West Nile virus (WNV) is a single-stranded RNA virus that causes West Nile fever. It is a member of the family Flaviviridae, specifically from the genus Flavivirus, which also contains the Zika virus, dengue virus, and yellow fever virus.
West Nile Virus (WNV) can cause neurological disease and death in people. WNV is commonly found in Africa, Europe, the Middle East, North America and West Asia.
Spread of the disease:
West Nile virus is primarily transmitted by mosquitoes, mostly species of the genus Culex. Mosquitoes become infected when they feed on infected birds, which circulate the virus in their blood. The virus eventually gets into the mosquito’s salivary glands. During later blood meals (when mosquitoes bite), the virus may be injected into humans and animals, where it can multiply and possibly cause illness.
The primary hosts of WNV are birds, so that the virus remains within a “bird–mosquito–bird” transmission cycle.
Horses, just like humans, are “dead-end” hosts, meaning that while they become infected, they do not spread the infection. Symptomatic infections in horses are also rare and generally mild, but can cause neurologic disease, including fatal encephalomyelitis.
No symptoms in most people. Most people (8 out of 10) infected with West Nile virus do not develop any symptoms.
Febrile illness (fever) in some people. About 1 in 5 people who are infected develop a fever with other symptoms such as headache, body aches, joint pains, vomiting, diarrhea, or rash. Most people with this type of West Nile virus disease recover completely, but fatigue and weakness can last for weeks or months.
Serious symptoms in a few people. About 1 in 150 people who are infected develop a severe illness affecting the central nervous system such as encephalitis (inflammation of the brain) or meningitis (inflammation of the membranes that surround the brain and spinal cord).
Severe illness can occur in people of any age; however, people over 60 years of age are at greater risk. People with certain medical conditions, such as cancer, diabetes, hypertension, kidney disease, and people who have received organ transplants, are also at greater risk.
Recovery from severe illness might take several weeks or months. Some effects to the central nervous system might be permanent.
About 1 out of 10 people who develop severe illness affecting the central nervous system die.
If one develops any of the symptoms mentioned above, he or she must consult a healthcare provider. The healthcare provider will carry out tests to identify the infection. These tests are:
- IgG antibody sero-conversion in two serial specimen collected at a one week interval by enzyme-linked immunosorbent assay (ELISA)
- IgM antibody capture enzyme-linked immunosorbent assay (ELISA)
- Neutralisation assays
- Viral detection by reverse transcription polymerase chain reaction (RT-PCR) assay
- Virus isolation by cell culture.
- No vaccine or specific antiviral treatments for West Nile virus infection are available.
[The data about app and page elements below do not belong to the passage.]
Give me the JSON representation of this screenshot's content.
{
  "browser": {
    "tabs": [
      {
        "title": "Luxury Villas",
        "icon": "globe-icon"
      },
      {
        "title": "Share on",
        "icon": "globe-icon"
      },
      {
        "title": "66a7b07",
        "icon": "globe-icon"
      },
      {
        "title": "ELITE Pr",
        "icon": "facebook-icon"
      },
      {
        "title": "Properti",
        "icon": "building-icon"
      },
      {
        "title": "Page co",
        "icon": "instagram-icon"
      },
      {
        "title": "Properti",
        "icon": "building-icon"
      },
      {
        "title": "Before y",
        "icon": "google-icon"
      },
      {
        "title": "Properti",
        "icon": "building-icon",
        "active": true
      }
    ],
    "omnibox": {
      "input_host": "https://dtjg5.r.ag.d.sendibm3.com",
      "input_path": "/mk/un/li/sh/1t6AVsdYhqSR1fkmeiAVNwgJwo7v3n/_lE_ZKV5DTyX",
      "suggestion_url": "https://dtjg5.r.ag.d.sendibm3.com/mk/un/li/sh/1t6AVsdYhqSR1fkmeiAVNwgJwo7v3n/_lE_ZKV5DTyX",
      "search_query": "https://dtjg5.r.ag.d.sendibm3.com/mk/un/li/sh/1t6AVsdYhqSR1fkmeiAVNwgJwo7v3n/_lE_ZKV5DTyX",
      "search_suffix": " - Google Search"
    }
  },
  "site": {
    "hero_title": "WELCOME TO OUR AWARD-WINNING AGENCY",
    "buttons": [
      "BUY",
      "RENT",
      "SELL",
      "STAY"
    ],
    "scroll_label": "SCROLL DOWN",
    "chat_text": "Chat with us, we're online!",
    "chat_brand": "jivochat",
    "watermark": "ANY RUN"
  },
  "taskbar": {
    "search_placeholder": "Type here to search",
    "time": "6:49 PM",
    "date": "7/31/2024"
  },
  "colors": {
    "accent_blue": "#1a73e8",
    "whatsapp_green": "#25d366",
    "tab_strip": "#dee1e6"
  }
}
- Over-the-counter pain relievers can be used to reduce fever and relieve some symptoms
- In severe cases, patients often need to be hospitalized to receive supportive treatment, such as intravenous fluids, pain medication, and nursing care.